Exercise objective =>
Below are the entries; return every line among them that holds the word "JSON".

START Listed entries

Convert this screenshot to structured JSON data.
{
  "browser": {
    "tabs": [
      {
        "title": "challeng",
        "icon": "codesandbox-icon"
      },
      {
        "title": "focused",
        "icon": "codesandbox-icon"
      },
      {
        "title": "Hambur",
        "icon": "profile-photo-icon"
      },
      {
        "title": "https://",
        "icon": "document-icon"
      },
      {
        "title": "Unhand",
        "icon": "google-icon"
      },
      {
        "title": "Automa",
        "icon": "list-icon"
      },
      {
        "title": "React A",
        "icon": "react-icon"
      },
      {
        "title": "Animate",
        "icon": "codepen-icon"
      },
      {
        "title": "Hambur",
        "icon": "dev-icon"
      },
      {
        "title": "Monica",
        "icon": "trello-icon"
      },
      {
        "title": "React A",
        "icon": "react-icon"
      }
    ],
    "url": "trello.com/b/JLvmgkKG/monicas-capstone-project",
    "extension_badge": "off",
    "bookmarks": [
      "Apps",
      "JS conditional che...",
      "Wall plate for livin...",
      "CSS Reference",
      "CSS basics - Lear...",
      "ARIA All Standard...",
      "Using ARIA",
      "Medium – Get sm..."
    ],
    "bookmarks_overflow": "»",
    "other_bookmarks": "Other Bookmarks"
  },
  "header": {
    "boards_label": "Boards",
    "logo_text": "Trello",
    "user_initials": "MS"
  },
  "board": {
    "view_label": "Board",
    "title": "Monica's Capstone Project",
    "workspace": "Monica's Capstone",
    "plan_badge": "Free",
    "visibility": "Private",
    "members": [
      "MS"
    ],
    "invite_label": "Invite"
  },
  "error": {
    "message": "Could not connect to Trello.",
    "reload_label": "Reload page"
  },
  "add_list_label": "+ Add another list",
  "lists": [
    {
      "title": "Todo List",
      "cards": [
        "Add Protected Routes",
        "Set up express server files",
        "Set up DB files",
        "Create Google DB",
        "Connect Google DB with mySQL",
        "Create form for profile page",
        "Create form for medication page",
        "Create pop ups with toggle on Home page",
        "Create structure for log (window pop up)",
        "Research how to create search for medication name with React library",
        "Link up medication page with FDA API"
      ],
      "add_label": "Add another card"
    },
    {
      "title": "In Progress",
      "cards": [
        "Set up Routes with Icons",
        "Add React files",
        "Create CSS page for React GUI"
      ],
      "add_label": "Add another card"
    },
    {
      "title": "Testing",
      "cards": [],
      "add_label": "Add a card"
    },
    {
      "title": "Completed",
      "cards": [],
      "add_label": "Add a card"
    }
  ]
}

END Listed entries
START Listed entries

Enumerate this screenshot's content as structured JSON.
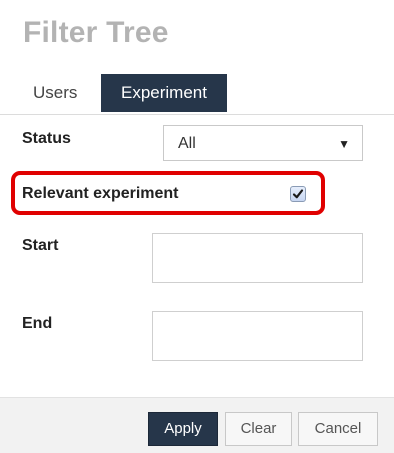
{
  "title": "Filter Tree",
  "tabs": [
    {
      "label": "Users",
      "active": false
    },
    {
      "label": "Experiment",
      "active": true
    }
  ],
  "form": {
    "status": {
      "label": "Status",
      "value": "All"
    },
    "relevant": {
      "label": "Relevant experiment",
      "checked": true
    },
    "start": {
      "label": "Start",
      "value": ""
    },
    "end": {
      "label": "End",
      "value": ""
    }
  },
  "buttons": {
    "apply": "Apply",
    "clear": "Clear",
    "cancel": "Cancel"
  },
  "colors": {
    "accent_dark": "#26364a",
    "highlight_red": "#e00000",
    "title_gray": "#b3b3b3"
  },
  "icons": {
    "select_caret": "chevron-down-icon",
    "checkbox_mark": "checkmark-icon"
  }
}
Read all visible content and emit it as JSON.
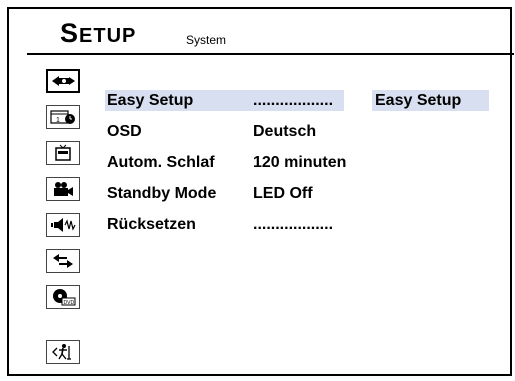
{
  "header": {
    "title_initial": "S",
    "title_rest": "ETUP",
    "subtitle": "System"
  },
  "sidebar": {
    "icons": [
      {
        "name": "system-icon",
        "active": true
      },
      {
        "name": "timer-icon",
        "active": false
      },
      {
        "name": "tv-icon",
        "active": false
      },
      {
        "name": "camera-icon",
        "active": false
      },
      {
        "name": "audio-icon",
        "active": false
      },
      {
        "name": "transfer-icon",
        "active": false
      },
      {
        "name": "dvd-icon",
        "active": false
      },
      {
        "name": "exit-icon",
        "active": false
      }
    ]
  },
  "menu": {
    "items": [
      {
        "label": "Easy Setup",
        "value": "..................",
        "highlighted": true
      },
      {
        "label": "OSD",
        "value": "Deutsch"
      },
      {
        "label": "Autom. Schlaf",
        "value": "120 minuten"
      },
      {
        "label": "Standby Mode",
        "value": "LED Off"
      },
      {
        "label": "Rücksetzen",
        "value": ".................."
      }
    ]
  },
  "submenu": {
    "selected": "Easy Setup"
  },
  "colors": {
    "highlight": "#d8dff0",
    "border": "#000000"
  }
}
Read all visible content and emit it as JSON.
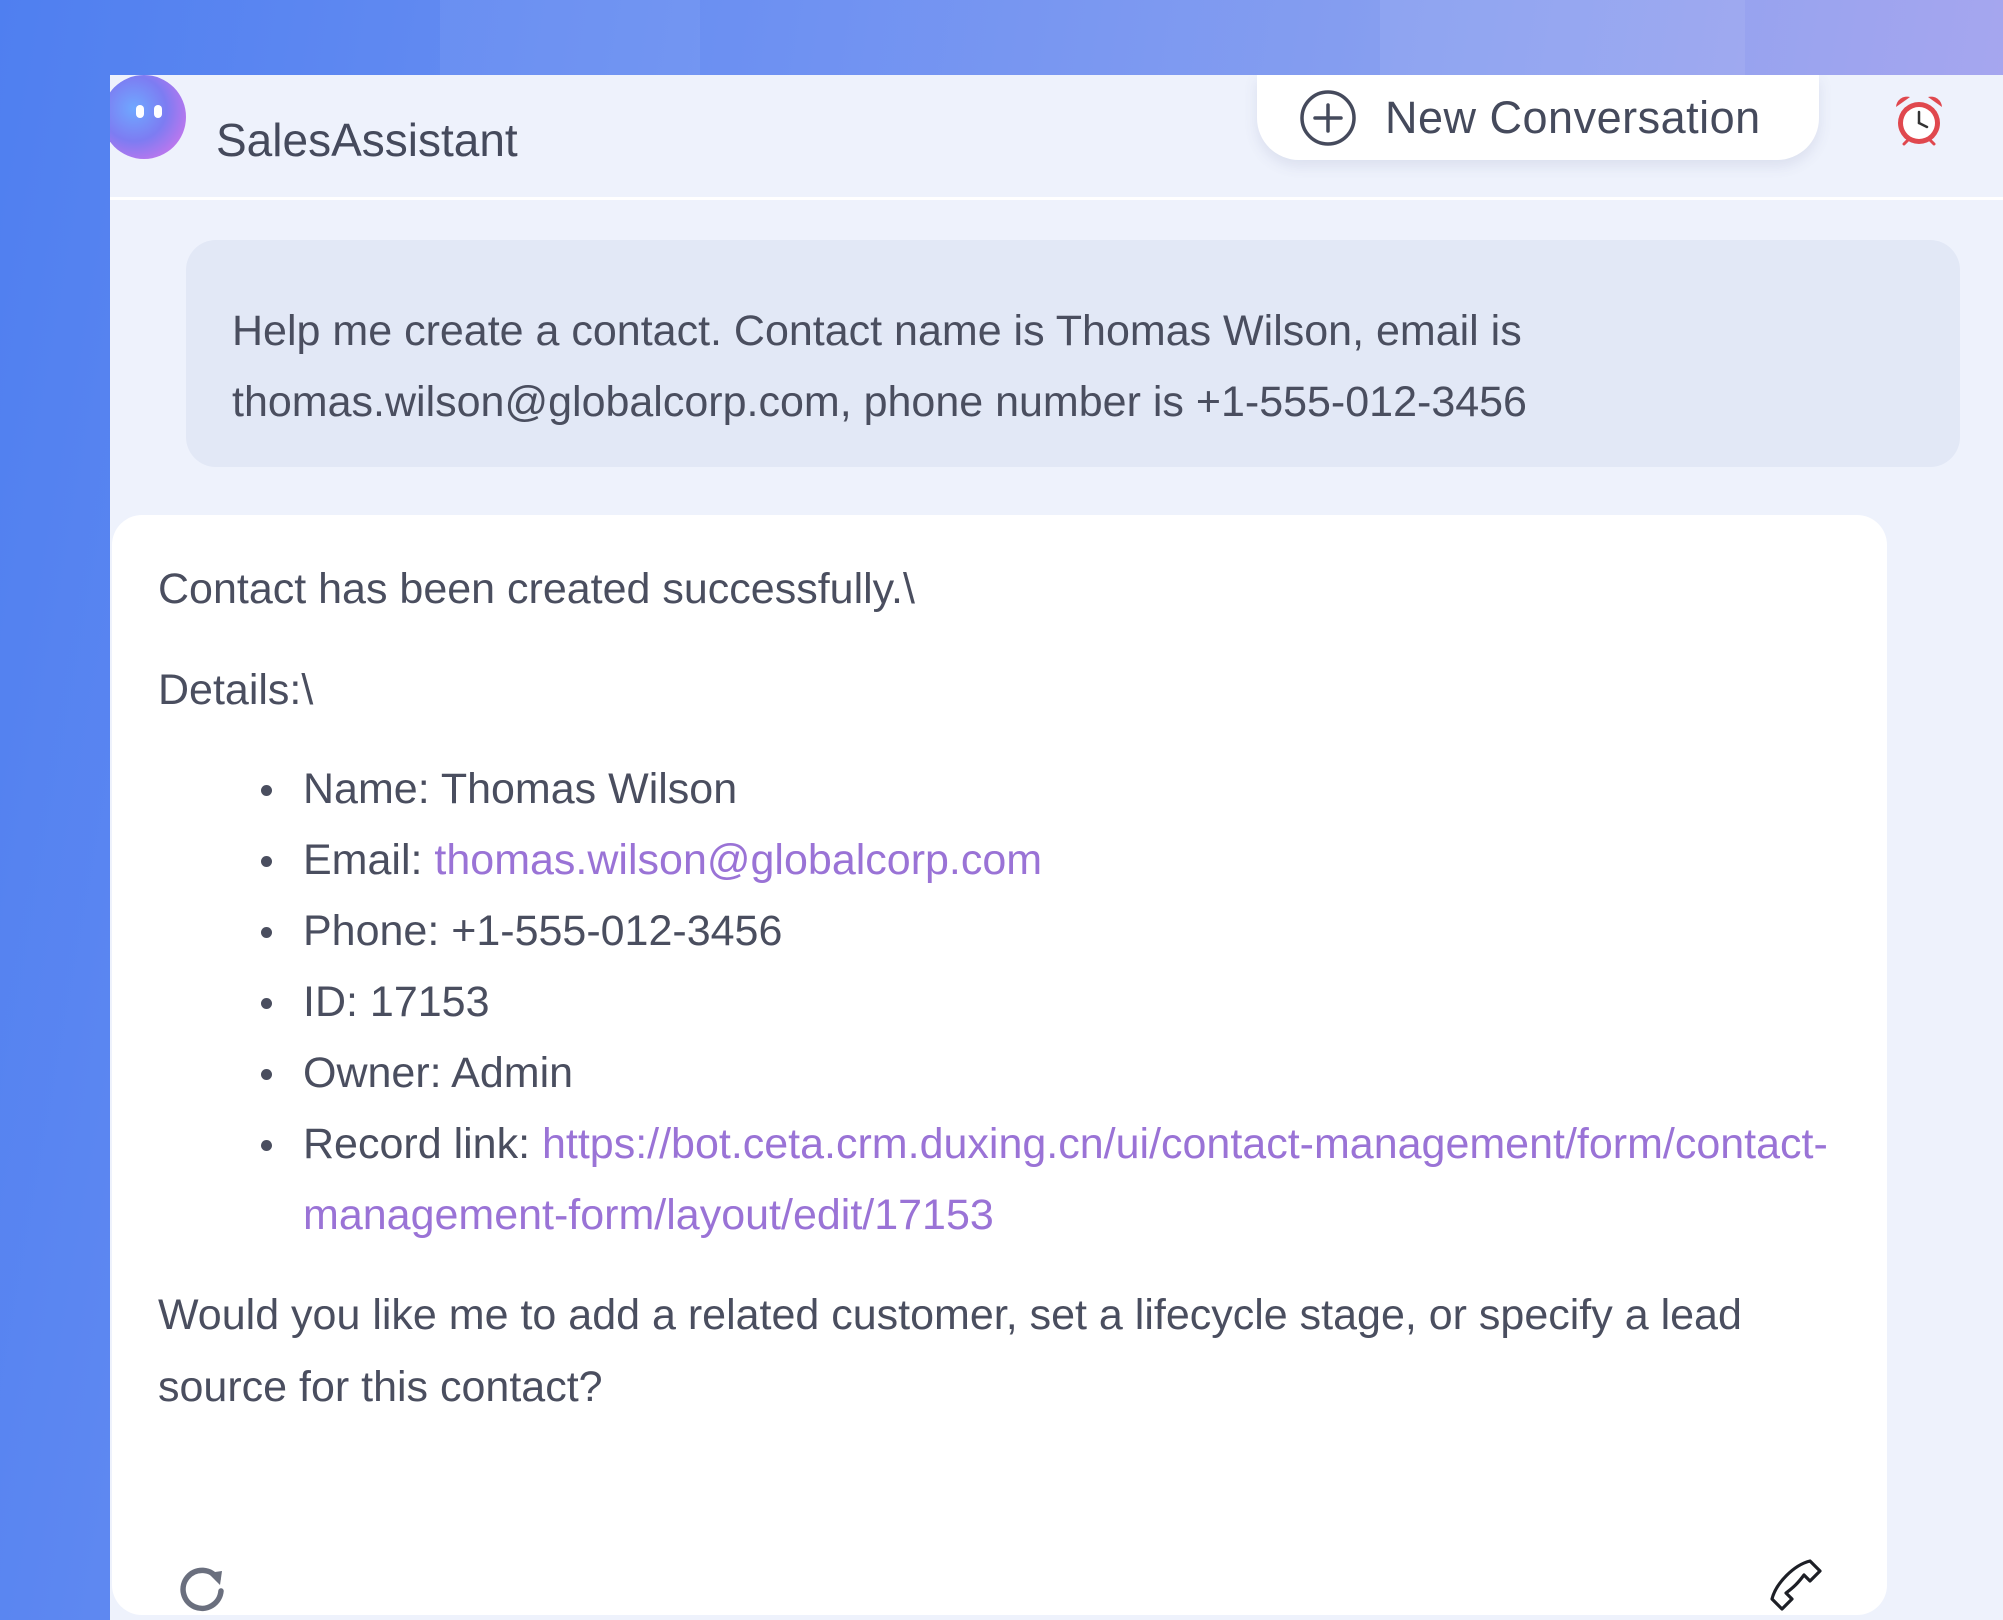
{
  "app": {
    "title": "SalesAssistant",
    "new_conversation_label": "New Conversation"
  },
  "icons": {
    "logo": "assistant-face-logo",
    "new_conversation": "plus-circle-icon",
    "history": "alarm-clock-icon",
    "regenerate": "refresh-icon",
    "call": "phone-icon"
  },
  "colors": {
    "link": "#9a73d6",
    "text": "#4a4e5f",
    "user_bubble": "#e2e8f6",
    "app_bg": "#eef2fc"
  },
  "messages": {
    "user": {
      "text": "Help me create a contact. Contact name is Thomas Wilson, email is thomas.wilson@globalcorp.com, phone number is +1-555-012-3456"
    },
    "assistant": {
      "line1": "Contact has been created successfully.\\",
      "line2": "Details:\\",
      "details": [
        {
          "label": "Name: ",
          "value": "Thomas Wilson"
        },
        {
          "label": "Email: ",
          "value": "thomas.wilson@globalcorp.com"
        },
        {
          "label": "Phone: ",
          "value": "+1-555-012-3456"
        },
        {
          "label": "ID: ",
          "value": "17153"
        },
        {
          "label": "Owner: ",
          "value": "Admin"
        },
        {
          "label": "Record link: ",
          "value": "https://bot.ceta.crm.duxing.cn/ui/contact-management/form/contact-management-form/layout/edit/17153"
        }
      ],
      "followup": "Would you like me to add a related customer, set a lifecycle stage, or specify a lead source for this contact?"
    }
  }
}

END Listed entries

Response for this exercise =>
Convert this screenshot to structured JSON data.
Enumerate this screenshot's content as structured JSON.
Read all visible content and emit it as JSON.
Read all visible content and emit it as JSON.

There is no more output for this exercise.